·
K9 Pshrynk & Conciliare~
Joined
·
6,363 Posts


Hahahahaha! Handle your business :goodpost: I'm a sit on the side and grab a coke and a smile......

Thanks (KM)
 

·
Registered
Joined
·
1 Posts
Hello guys... I have a fawn and my brother has a blue pit , will have a pic attached with this msg. I was wondering what color pups i might get if they bred. thanks for your help.
 

·
Premium Member
Joined
·
1,497 Posts
breeding for color..................
,


please dont tell me you live in america,

because if you do,

theres aready enuf experienced breeders
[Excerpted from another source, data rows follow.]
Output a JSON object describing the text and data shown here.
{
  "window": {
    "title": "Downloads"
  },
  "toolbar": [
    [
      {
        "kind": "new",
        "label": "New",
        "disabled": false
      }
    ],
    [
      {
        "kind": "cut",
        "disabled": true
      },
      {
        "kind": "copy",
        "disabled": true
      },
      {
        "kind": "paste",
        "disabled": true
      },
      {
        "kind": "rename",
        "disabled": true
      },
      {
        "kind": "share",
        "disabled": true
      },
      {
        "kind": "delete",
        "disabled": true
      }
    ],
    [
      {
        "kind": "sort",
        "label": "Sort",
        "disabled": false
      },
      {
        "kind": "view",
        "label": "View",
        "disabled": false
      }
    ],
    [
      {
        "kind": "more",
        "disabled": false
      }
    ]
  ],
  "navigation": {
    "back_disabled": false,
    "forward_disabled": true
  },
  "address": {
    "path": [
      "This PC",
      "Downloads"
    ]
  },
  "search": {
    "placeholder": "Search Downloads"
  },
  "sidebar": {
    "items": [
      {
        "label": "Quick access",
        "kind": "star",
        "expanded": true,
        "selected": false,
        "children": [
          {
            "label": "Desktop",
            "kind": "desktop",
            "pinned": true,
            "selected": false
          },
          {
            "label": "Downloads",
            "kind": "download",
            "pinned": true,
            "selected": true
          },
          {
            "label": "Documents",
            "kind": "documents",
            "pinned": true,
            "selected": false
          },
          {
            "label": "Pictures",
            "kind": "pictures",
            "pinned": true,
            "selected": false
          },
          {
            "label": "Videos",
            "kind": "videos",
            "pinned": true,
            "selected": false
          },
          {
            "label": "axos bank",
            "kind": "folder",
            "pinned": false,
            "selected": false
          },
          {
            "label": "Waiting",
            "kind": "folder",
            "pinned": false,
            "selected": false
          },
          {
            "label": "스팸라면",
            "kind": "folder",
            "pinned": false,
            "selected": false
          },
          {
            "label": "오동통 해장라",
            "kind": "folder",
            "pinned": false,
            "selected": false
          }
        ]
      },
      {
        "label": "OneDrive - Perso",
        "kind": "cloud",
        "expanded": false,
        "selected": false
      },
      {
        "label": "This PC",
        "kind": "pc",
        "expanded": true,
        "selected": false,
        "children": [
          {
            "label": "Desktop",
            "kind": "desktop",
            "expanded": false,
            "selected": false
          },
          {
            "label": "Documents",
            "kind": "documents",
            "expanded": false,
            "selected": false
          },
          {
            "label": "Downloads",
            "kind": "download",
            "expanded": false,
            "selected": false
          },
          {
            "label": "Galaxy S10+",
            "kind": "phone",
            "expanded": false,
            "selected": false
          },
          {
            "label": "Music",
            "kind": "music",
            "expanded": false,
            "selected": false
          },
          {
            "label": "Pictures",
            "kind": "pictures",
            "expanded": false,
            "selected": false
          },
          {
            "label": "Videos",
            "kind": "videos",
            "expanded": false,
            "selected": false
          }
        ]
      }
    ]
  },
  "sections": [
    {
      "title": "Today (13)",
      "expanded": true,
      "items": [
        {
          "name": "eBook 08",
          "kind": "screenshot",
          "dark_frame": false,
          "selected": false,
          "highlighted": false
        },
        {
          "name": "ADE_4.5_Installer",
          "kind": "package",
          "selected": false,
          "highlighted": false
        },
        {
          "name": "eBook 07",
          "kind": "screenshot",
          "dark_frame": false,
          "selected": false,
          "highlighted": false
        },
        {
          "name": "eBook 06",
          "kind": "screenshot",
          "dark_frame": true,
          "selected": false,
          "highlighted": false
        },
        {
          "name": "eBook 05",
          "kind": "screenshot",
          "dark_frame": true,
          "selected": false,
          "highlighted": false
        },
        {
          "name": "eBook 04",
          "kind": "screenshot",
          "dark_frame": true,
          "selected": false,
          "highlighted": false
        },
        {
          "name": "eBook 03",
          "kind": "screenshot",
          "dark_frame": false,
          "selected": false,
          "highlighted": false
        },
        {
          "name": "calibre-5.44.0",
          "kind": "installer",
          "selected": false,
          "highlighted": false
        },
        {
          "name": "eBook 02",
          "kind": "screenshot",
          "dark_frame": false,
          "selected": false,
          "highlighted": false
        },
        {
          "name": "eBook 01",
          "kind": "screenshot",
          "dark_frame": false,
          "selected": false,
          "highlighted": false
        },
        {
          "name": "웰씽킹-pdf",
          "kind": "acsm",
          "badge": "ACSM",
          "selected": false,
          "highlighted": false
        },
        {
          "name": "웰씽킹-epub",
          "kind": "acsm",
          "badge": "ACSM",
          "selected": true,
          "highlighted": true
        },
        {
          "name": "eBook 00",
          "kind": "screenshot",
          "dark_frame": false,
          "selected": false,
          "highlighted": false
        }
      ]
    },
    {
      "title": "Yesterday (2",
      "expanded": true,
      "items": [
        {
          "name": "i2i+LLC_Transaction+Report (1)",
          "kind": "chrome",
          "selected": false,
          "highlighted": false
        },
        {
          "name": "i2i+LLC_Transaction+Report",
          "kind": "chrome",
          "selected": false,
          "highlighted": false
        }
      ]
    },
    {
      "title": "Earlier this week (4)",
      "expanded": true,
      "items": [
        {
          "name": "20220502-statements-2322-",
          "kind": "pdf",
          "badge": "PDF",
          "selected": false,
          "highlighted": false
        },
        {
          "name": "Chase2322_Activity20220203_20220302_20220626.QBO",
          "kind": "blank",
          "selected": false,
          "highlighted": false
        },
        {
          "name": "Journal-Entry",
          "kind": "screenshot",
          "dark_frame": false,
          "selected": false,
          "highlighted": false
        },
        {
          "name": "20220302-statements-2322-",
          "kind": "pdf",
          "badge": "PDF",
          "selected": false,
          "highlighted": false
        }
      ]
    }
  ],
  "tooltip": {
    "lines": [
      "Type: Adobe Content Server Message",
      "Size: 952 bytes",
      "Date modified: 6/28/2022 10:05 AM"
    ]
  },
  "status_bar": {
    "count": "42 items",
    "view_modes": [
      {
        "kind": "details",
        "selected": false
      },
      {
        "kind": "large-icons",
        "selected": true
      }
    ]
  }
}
but thanks anyways
 

·
Registered
Joined
·
20 Posts
Ppl who ask these kinds of?????s def should not be breeding dogs ...
I just wanna ask a stupid ? To ..... If I take a blue dog and a yellow dog can I make a green dog???????? Rotfflmao
 

·
Premium Member
Joined
·
798 Posts
based on you owning a blue as blue and APBT's do not go hand to hand.. Many old timers viewed what we call blue as not a color of a bulldog and had no business in the breed therefore culled if popped up which was extremely rare...
I completely agree with most of what you stated , that said the blue dogs have existed since the Blue Paul dogs of Edinborough and Glasgow , modern incarnations of *gamebred* and deep game Blue dogs can be found in the Irish dogs/strains such as Ricky B's " Psycho" dog and dogs down from him ( bred originally by Gerry Allen out of Major to Molly) he won 4 and lost 1 game and won 9 times OTC. And yes Psycho was white with blue spots.

While I would agree with you as regards the vast majority of blues one should never say never and there are good blues out there though they are very few and very far between.

And nope I do not agree with breeding for color , that said dogs don;t know they're supposed to be bad based on color , just as they cannot read their papers and know that they're supposed to be good.
 

·
Premium Member
Joined
·
798 Posts
However you will not find a single APBT yard breeding only blues as you do with American Bullies. There are reasons for this other than the common sense..
Oh boy , don't get me started on the folks who breed solely for " color" , I'm not noted for having much in the way of positive things to state about such individuals.
 

·
Registered
Joined
·
278 Posts
1 - 20 of 30 Posts
Top